For Broadway performers, every eight-show week is a marathon, and the wear and tear can be both painful and permanently damaging. As with so much else, prevention proves to be key in terms of a performer’s physical health, as well. Which is where people like Dr. Robert Morrison, the official chiropractor and applied kinesiologist for Hamilton, come in.
“Broadway performers are similar to athletes because they have a strong constitution and they stay in shape,” Morrison says. “When you’re dealing with people who are already in very good shape, it’s more like fine tuning their range of motions.”
The key is posture, which can tell Morrison everything he needs to know about what needs treatment. “One shoulder might be a tad bit higher, and that would give you an idea where muscles are imbalanced,” he says. “So then you go in and actually test the muscle to figure out which muscle it is, and then you stimulate the reflex points and adjust the spine.
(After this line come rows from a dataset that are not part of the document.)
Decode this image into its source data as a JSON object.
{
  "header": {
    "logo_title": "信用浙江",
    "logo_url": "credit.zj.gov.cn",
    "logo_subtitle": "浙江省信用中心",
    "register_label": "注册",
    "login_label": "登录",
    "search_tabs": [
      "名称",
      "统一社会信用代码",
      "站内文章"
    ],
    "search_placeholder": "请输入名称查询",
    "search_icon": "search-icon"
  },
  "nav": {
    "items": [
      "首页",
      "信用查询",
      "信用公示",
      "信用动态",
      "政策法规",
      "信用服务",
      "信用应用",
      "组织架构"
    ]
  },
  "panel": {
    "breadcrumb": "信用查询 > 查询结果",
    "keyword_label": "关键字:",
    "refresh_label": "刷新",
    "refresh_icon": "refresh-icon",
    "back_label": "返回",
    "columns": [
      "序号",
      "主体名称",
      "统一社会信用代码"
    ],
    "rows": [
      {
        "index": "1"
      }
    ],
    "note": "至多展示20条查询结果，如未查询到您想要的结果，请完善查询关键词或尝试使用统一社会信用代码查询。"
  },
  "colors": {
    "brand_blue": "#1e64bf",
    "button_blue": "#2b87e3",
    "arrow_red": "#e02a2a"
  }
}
And when you do that, they stand up and you see everything’s right where it should be.”
Morrison spent 12 years living in Italy and working with football players before moving to New York City in 2014. He was treating a Broadway stage manager when he mentioned that he’d like to become more involved with the community, and she suggested that he contact Hamilton about becoming their chiropractor—something that many Broadway shows offer their employees.
But working with a personal trainer and paying attention to nutrition isn’t always enough, as Morrison points out. “We all have blind spots, and we might be eating something that we think is the right thing but it’s actually not,” he points out. “Those are the things that cause most [muscle] inhibitions.”
What Morrison does for the cast of Hamilton isn’t just for actors and dancers, though. Everyone can benefit from a better-aligned body. “The nervous system is really designed to run perfectly and anything that interferes, we need to find out what it is and remove it,” Morrison says. “You really do have to maintain your body. It’s best not to wait until something breaks down and then go in. Preventive care is really the way to go.”